* ACTIVITY *
Please set down each entry exactly, omitting any picture it holds.

* Component data from apps and pages *
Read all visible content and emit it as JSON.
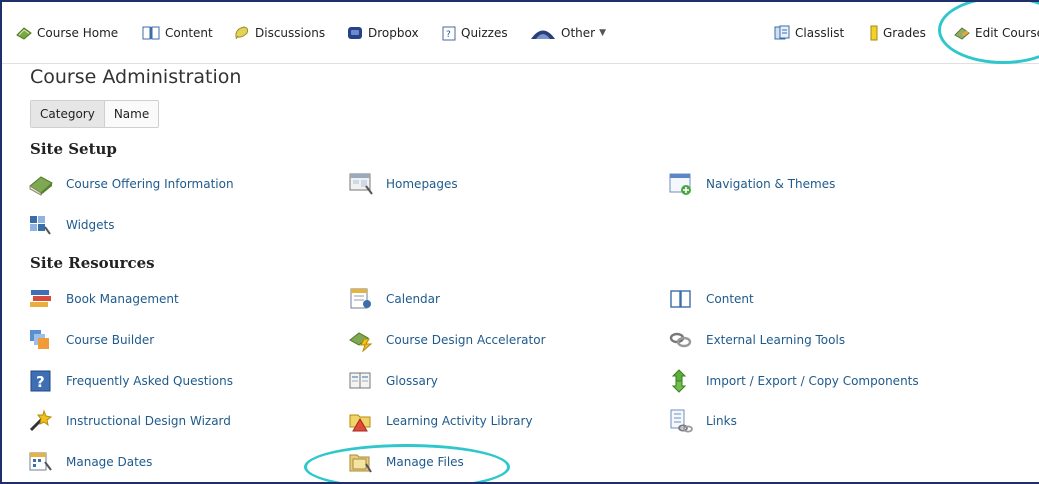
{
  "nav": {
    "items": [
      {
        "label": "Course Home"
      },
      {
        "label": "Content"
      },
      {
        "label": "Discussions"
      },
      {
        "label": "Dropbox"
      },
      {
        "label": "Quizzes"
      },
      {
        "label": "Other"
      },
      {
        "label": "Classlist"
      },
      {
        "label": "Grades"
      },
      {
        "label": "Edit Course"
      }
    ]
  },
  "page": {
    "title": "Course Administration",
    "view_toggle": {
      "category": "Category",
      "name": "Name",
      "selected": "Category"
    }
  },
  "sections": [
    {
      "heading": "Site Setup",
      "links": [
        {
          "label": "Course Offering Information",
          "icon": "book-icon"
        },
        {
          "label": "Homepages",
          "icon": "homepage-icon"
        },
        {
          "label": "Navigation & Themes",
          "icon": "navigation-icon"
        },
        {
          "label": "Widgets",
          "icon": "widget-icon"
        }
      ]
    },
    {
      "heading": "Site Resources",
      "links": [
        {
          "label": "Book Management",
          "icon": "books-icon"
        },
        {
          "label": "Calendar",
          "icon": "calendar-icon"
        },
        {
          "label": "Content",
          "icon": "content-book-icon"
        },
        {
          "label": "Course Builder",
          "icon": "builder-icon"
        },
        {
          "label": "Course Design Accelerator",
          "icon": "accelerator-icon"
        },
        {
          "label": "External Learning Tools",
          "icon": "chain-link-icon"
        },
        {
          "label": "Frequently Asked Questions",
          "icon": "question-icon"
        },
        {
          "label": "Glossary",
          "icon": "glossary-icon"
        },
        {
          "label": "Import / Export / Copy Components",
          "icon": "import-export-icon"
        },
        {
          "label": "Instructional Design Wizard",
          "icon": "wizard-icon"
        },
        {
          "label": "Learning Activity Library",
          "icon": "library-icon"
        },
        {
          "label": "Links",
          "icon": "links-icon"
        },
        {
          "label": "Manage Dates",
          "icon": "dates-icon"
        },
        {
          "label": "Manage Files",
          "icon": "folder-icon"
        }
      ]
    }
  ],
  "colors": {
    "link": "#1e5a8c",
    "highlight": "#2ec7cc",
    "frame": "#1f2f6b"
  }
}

* TASK RESPONSE *
Read all visible content and emit it as JSON.
{
  "nav": {
    "items": [
      {
        "label": "Course Home"
      },
      {
        "label": "Content"
      },
      {
        "label": "Discussions"
      },
      {
        "label": "Dropbox"
      },
      {
        "label": "Quizzes"
      },
      {
        "label": "Other"
      },
      {
        "label": "Classlist"
      },
      {
        "label": "Grades"
      },
      {
        "label": "Edit Course"
      }
    ]
  },
  "page": {
    "title": "Course Administration",
    "view_toggle": {
      "category": "Category",
      "name": "Name",
      "selected": "Category"
    }
  },
  "sections": [
    {
      "heading": "Site Setup",
      "links": [
        {
          "label": "Course Offering Information",
          "icon": "book-icon"
        },
        {
          "label": "Homepages",
          "icon": "homepage-icon"
        },
        {
          "label": "Navigation & Themes",
          "icon": "navigation-icon"
        },
        {
          "label": "Widgets",
          "icon": "widget-icon"
        }
      ]
    },
    {
      "heading": "Site Resources",
      "links": [
        {
          "label": "Book Management",
          "icon": "books-icon"
        },
        {
          "label": "Calendar",
          "icon": "calendar-icon"
        },
        {
          "label": "Content",
          "icon": "content-book-icon"
        },
        {
          "label": "Course Builder",
          "icon": "builder-icon"
        },
        {
          "label": "Course Design Accelerator",
          "icon": "accelerator-icon"
        },
        {
          "label": "External Learning Tools",
          "icon": "chain-link-icon"
        },
        {
          "label": "Frequently Asked Questions",
          "icon": "question-icon"
        },
        {
          "label": "Glossary",
          "icon": "glossary-icon"
        },
        {
          "label": "Import / Export / Copy Components",
          "icon": "import-export-icon"
        },
        {
          "label": "Instructional Design Wizard",
          "icon": "wizard-icon"
        },
        {
          "label": "Learning Activity Library",
          "icon": "library-icon"
        },
        {
          "label": "Links",
          "icon": "links-icon"
        },
        {
          "label": "Manage Dates",
          "icon": "dates-icon"
        },
        {
          "label": "Manage Files",
          "icon": "folder-icon"
        }
      ]
    }
  ],
  "colors": {
    "link": "#1e5a8c",
    "highlight": "#2ec7cc",
    "frame": "#1f2f6b"
  }
}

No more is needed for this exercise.